Canada imported nearly 12,000 tonnes of U.S. processed pork from Jan. 1 to March 27, a 43 per cent increase from the same period a year ago.
“What you see (at stores) is lots of U.S. pork being featured,” said Jacques Pomerleau, executive director of Canada Pork International. He said the influx results from the Canadian dollar’s rise to near parity with the U.S. dollar.
Demand for U.S. cured hams has been especially strong, with Canadian imports more than quadrupling to 3,344 tonnes. That demand likely reflects earlier Russian bans on imports from some U.S. pork plants, said Kevin Grier, senior market analyst at the George Morris Centre in Guelph, Ontario.
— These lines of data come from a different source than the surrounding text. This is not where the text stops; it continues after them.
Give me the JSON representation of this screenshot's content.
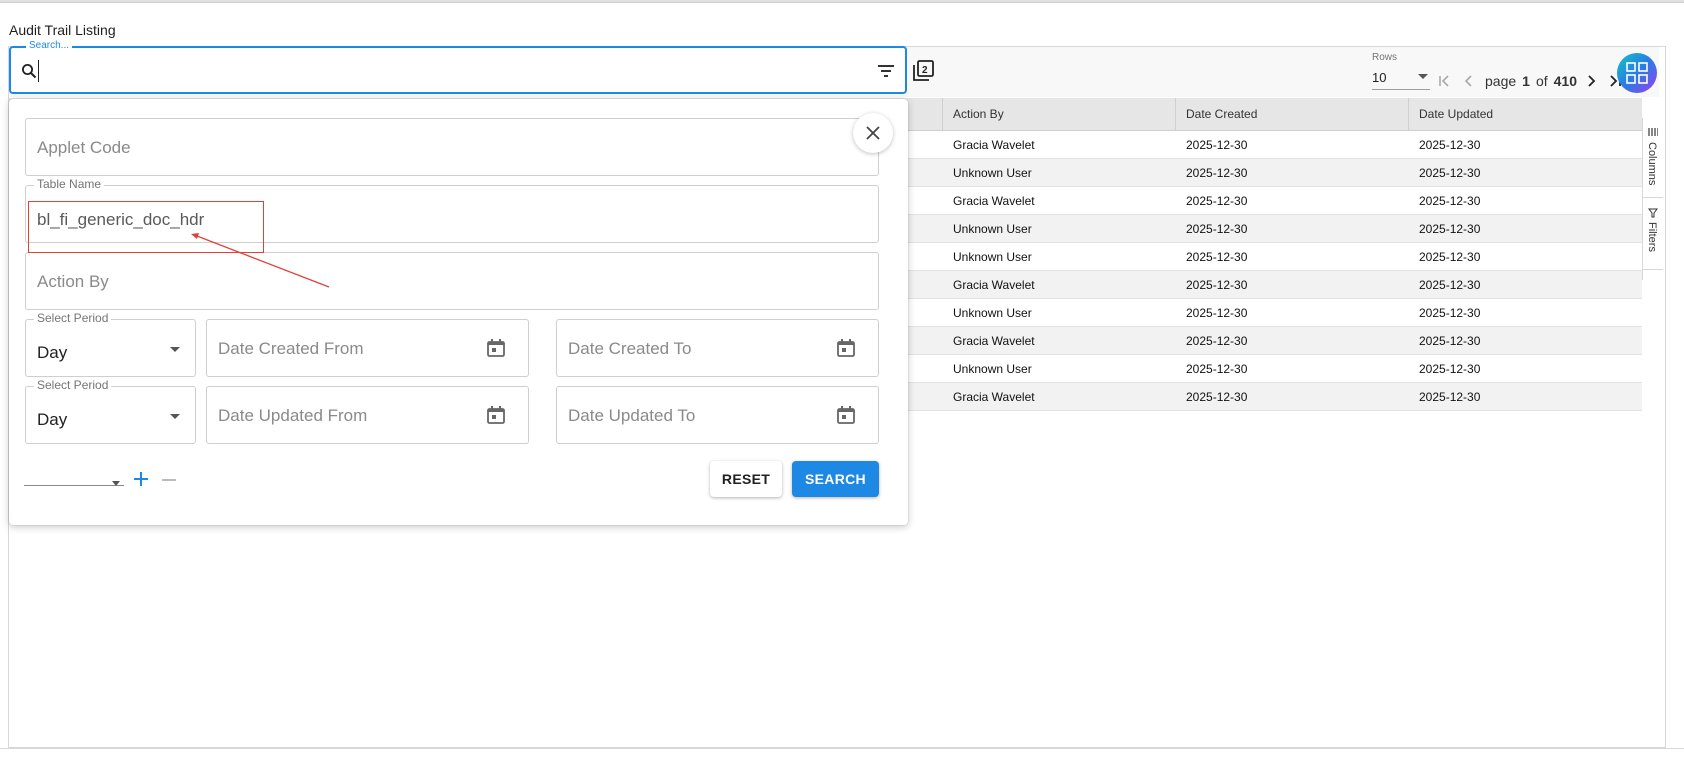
{
  "page": {
    "title": "Audit Trail Listing"
  },
  "search": {
    "legend": "Search...",
    "value": ""
  },
  "pager": {
    "rows_label": "Rows",
    "rows_value": "10",
    "page_word": "page",
    "current_page": "1",
    "of_word": "of",
    "total_pages": "410"
  },
  "table": {
    "headers": [
      "Action By",
      "Date Created",
      "Date Updated"
    ],
    "rows": [
      {
        "action_by": "Gracia Wavelet",
        "date_created": "2025-12-30",
        "date_updated": "2025-12-30"
      },
      {
        "action_by": "Unknown User",
        "date_created": "2025-12-30",
        "date_updated": "2025-12-30"
      },
      {
        "action_by": "Gracia Wavelet",
        "date_created": "2025-12-30",
        "date_updated": "2025-12-30"
      },
      {
        "action_by": "Unknown User",
        "date_created": "2025-12-30",
        "date_updated": "2025-12-30"
      },
      {
        "action_by": "Unknown User",
        "date_created": "2025-12-30",
        "date_updated": "2025-12-30"
      },
      {
        "action_by": "Gracia Wavelet",
        "date_created": "2025-12-30",
        "date_updated": "2025-12-30"
      },
      {
        "action_by": "Unknown User",
        "date_created": "2025-12-30",
        "date_updated": "2025-12-30"
      },
      {
        "action_by": "Gracia Wavelet",
        "date_created": "2025-12-30",
        "date_updated": "2025-12-30"
      },
      {
        "action_by": "Unknown User",
        "date_created": "2025-12-30",
        "date_updated": "2025-12-30"
      },
      {
        "action_by": "Gracia Wavelet",
        "date_created": "2025-12-30",
        "date_updated": "2025-12-30"
      }
    ]
  },
  "side_panel": {
    "columns_label": "Columns",
    "filters_label": "Filters"
  },
  "filter_popup": {
    "applet_code_placeholder": "Applet Code",
    "table_name_label": "Table Name",
    "table_name_value": "bl_fi_generic_doc_hdr",
    "action_by_placeholder": "Action By",
    "created_period": {
      "label": "Select Period",
      "value": "Day"
    },
    "date_created_from": "Date Created From",
    "date_created_to": "Date Created To",
    "updated_period": {
      "label": "Select Period",
      "value": "Day"
    },
    "date_updated_from": "Date Updated From",
    "date_updated_to": "Date Updated To",
    "reset_label": "RESET",
    "search_label": "SEARCH"
  },
  "colors": {
    "accent": "#1e88e5",
    "annotation": "#e0423b",
    "header_bg": "#e6e6e6"
  },
  "icons": [
    "search-icon",
    "filter-lines-icon",
    "copy-icon",
    "first-page-icon",
    "prev-page-icon",
    "next-page-icon",
    "last-page-icon",
    "apps-grid-icon",
    "close-icon",
    "calendar-icon",
    "plus-icon",
    "minus-icon",
    "columns-icon",
    "filter-icon"
  ]
}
Beef imports from the United States are up 12 per cent through March 27 to more than 25,000 tonnes, even though overall beef imports dropped 11 per cent.
The surge in U.S. beef arriving in Canada reflects Canadians’ stronger purchasing power due to the rise of their currency, said Ted Haney, president of the Canada Beef Export Federation. The faster economic recovery in Canada versus the United States also makes it an attractive meat market, he said.
“It was expected and has been noted that Canada has become a desired market again for exports, particularly from the United States,” he said.
Canada is the world’s third-largest exporter of pork and beef.
But Grier said he thinks the stronger Canadian dollar affects meat imports, mainly in the longer term.
“(Increased U.S. imports) are primarily because the U.S. industry is getting bigger and bigger and ours is getting smaller and smaller … I don’t buy into the currency being the short-term reason to explain anything.”
The risk with U.S. exporters shipping more to Canada is that greater supplies will weaken prices, but they typically moderate sales to avoid that, Haney said.
Canada has also exported more pork and beef this year.
The outlook for pork exports is improved from a year ago, when China banned Canadian pork in connection with the H1N1 flu outbreak, Pomerleau said. China reopened to Canadian pork in February and pork supply worldwide has declined, he said.
Total pork exports were up 2.7 per cent to more than 86,000 tonnes in January from the same month a year earlier, according to the most recent data available from Statistics Canada.
“Very likely it will remain positive for the end of the year,” Pomerleau said.
The United States, Canada’s top pork export market, imported nearly seven per cent less in January to about 26,000 tonnes.
Total beef exports in January were up seven per cent to more than 34,000 tonnes. The United States was the biggest buyer, importing four per cent more than a year ago.